The numbers: Consumer spending rose a scant 0.1% in July, held down by tumbling gas prices. Yet overall spending outpaced inflation and signaled the U.S. economy is still growing and unlikely to tip into recession soon.
Economists polled by The Wall Street Journal had forecast a 0.5% increase.
Consumer spending rose a slightly faster 0.2% last month after adjusting for inflation.
The cost of living fell in July for the first time in more than two years thanks to a sharp drop in gasoline prices.
As a result, the increase in the yearly rate of inflation slowed to 6.3% from 6.8%, based on the so-called PCE price index.
A better known inflation gauge called the consumer price index put the increase in inflation over the past 12 months at 8.5%, however.
Consumer spending drives as much as 70% of U.S. economic activity. While spending has waned this year, Americans are still spending enough to keep the economy in expansion mode.
Incomes rose 0.2% in the month, the government said. Wages haven’t kept up with inflation over the past year, however, so households are falling behind financially and dipping into their savings to pay regular expenses.

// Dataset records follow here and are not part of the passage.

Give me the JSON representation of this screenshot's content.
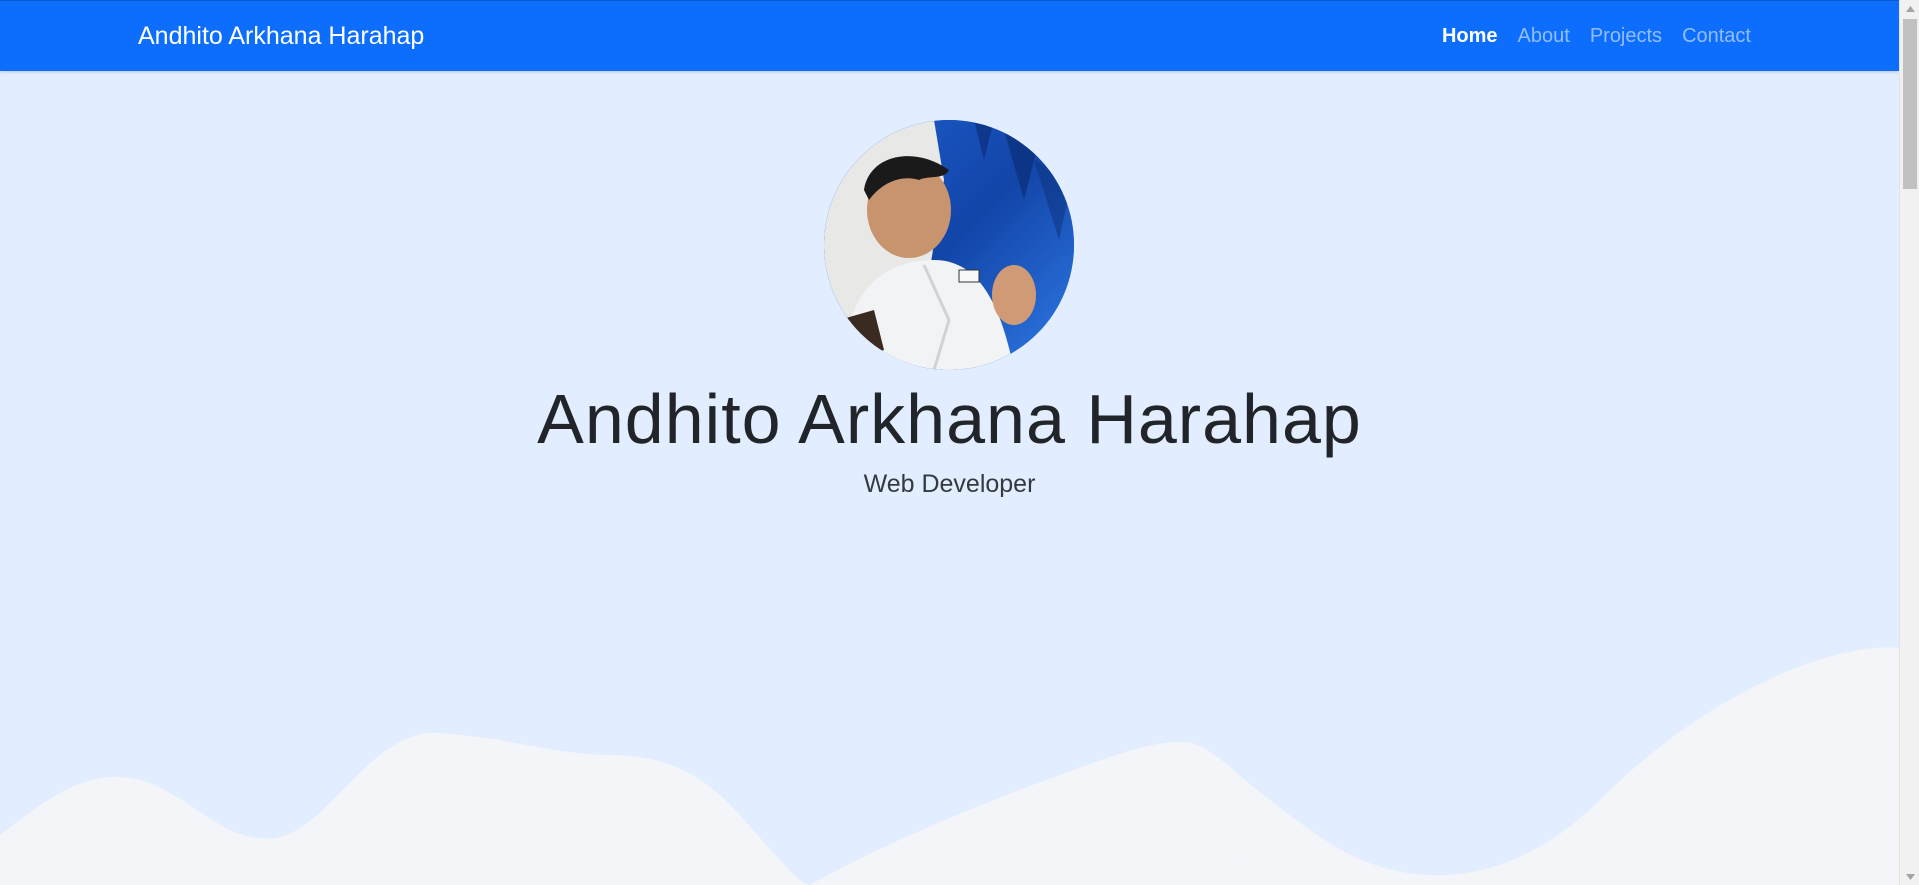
{
  "navbar": {
    "brand": "Andhito Arkhana Harahap",
    "links": [
      {
        "label": "Home",
        "active": true
      },
      {
        "label": "About",
        "active": false
      },
      {
        "label": "Projects",
        "active": false
      },
      {
        "label": "Contact",
        "active": false
      }
    ]
  },
  "hero": {
    "title": "Andhito Arkhana Harahap",
    "subtitle": "Web Developer",
    "avatar_icon": "profile-photo"
  },
  "colors": {
    "navbar": "#0d6efd",
    "background": "#e2edff",
    "wave": "#f3f5f8",
    "title": "#212529"
  }
}
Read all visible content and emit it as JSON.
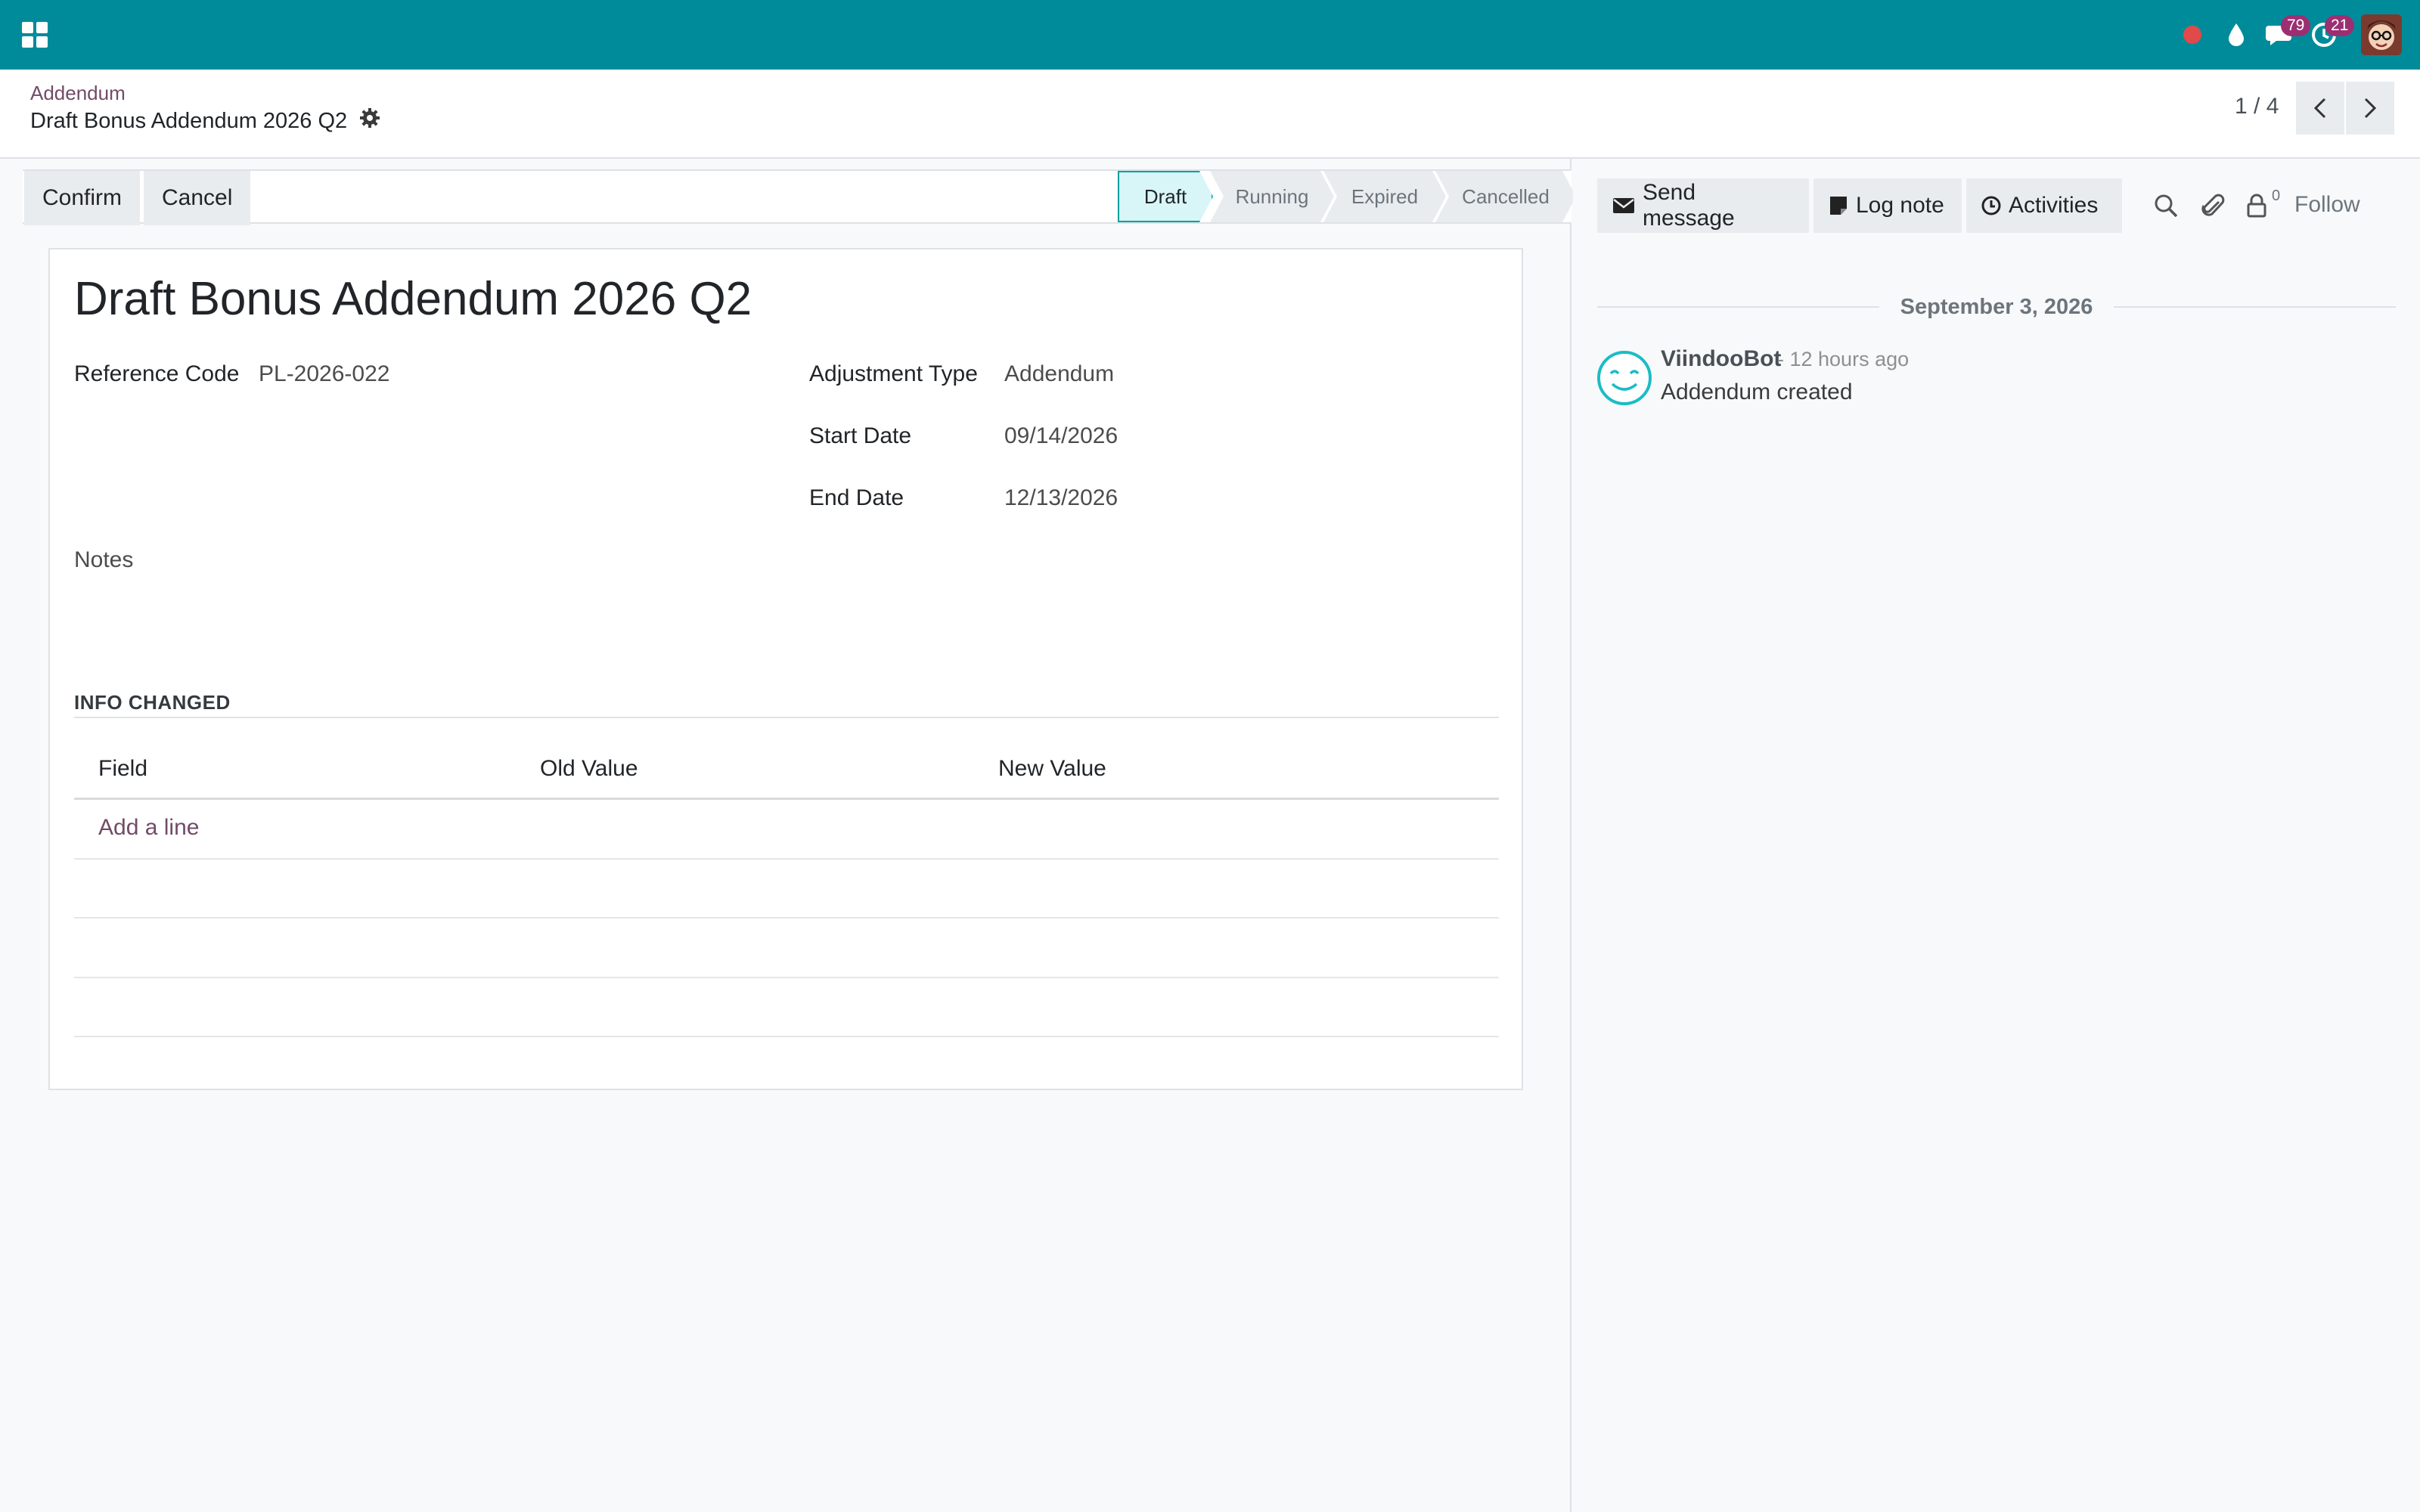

Big picture: Sinking oil prices have given households some relief from the worst inflation in almost 41 years, but they still face a heavy burden from higher prices of food, rent and other staples.
The Federal Reserve is also increasing U.S. interest rates sharply to try to drive inflation lower, but the central bank’s aggressive posture raises the risk of a second recession in three years.
Key details: Americans spent more in July on housing, hotels, utilities and travel.
They devoted less of their budget to fuel, however. Prices at the pump nationwide fell to an average of $4.33 a gallon from $4.87 in June.
What’s more, gas prices have continued to fall in August to under $4 a gallon. That’s helping to ease inflation pressures and free up money for Americans to spend on other goods and services.
The savings rate, meanwhile, was flat at 5% and stood at a 13-year low. Many households have had to dip into their savings to the afford the higher cost of living or to make necessary purchases.
Looking ahead: “Americans didn’t earn much more in July and they didn’t spend much more either, but any gains at this point given the shock of inflation, are good news for the economy,” said corporate economist Robert Frick of Navy Federal Credit Union.